Thursday, January 12, 2017
I'd like to draw your attention to the staging--there were props. (He has used props before.) The above file folders are supposed to represent all the paperwork involved in turning his business over to his sons. No journalist was able to look at them, and they are probably just filled with blank paper because this is obvious bullshit. The Chief of the Office of Federal Ethics has derided the scheme as "wholly inadequate". Trump thoughtfully provided his lawyer to take questions regarding the set-up, but she is not a constitutional lawyer and seems to be under the impression that "emoluments" is something more like gifts or profits and not just payments in general from foreign interests. Just owning his business is a problem--especially since you can't miss assets that have his name on a big sign overtop of them. And do we really expect him not to talk shop with the lads? Also, because this is Trumplandia, his lawyer's firm won Russia's law firm of the year. It just feels wrong not to point that out as a weird coincidence, even if its significance is sketchy.
You want transparency? Meh. He's not giving up tax returns, and if you want to know whether any of his campaign or transition staff have ties to Russia, you're either history's greatest monster or something from Nazi Germany. And in light of the media's coverage of the dossier regarding his potential compromised position by Russian intelligence, he's not really copacetic with the press right now, anyway--as in, well, had he been during his campaign?
Trump has demonized the press for just covering him and quoting him accurately. His campaign on occasion outright banned certain outlets from coverage. His rhetoric and the zeal of his supporters against journos is highly worrisome--a threat to freedom of speech and to the lives and welfare of people who are just trying to cover the news. In his presser, Trump struck out at Buzzfeed, who published the dossier, and CNN, for reporting about it. Chillingly, Buzzfeed was advised that they would "suffer the consequences" for reporting. Jim Acosta, of CNN, was threatened with ejection by Sean Spicer, who has opted to behave like a newly-hired nightclub bouncer trying to impress the boss.
So much of this would be viewed by folks like me as pretty hostile and not at all a great indicator of how well Team Trump is going to manage dealing with the press, handling ethics issues, or responding as if Trump was not actually a wholly-owned subsidiary of Putin Enterprises LTD. (His protestations of "NO LINKS!" did not, actually, distract from the previous "hell yes, links" coverage previously uncovered. ) Also, Trump being unhinged, he revealed something that sounded exactly creepy--he assumes that in hotels, there are cameras everywhere. He owns a mess of hotels! And there were reports he was bugging guests at Mar-a-Lago. (What is he trying to say--are his own properties some kind of Orwellian Total Information thing?
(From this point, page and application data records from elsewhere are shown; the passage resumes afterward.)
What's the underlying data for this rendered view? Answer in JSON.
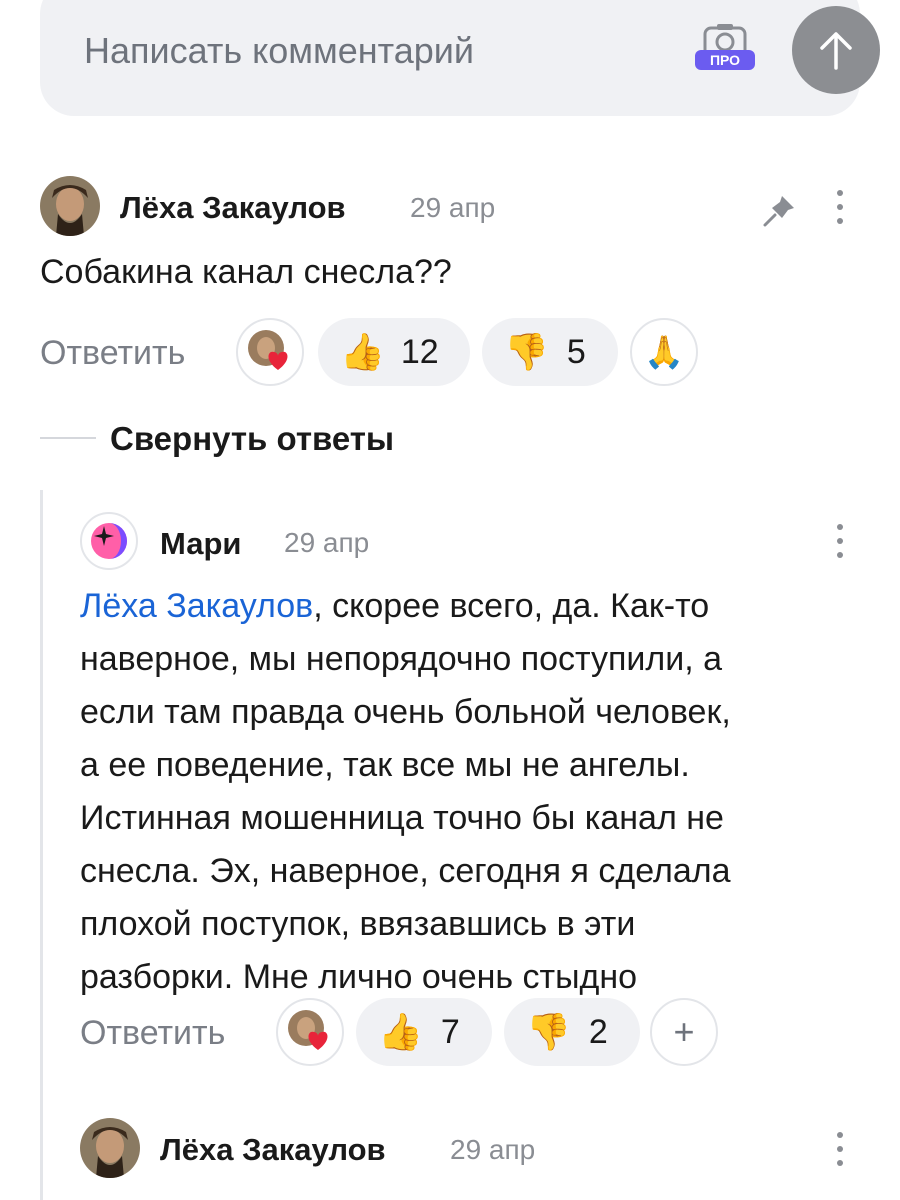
{
  "composer": {
    "placeholder": "Написать комментарий",
    "pro_badge": "ПРО"
  },
  "comment1": {
    "author": "Лёха Закаулов",
    "date": "29 апр",
    "text": "Собакина канал снесла??",
    "reply_label": "Ответить",
    "likes": "12",
    "dislikes": "5"
  },
  "collapse_label": "Свернуть ответы",
  "reply1": {
    "author": "Мари",
    "date": "29 апр",
    "mention": "Лёха Закаулов",
    "lines": [
      ", скорее всего, да. Как-то",
      "наверное, мы непорядочно поступили, а",
      "если там правда очень больной человек,",
      "а ее поведение, так все мы не ангелы.",
      "Истинная мошенница точно бы канал не",
      "снесла. Эх, наверное, сегодня я сделала",
      "плохой поступок, ввязавшись в эти",
      "разборки. Мне лично очень стыдно"
    ],
    "reply_label": "Ответить",
    "likes": "7",
    "dislikes": "2",
    "add_label": "+"
  },
  "reply2": {
    "author": "Лёха Закаулов",
    "date": "29 апр"
  },
  "colors": {
    "mention": "#1a64d6",
    "send": "#8c8e92",
    "pro": "#6b5cf0"
  }
}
Should one worry one's own stay might result in kompromat?)
No good communication happened. Trump had paid staff cheer and clap for him to create an atmosphere where he could seem to be "winning", even if a close review of what was actually happening didn't look positive at all. Maybe they were also there to audit who the "good ones were" amongst the paid ink-daubers? But the laughing of his paid audience, the empty files that make it look like he offered transparency, and the reflexive anti-media bias atmosphere he created made this circus satisfying for his fans. This is what they wanted. He reinforced their biases--he made himself appear the victim of a vicious news media that destroys people for just being conservative. (Poor Orange Snowflake!) He even ended the performance with the catchphrase of his reality tv show'' he implied that if his boys didn't manage his business well, he would be telling them "You're fired!" It was a show. A put-on.
Tragedy and farce are seldom so entwined.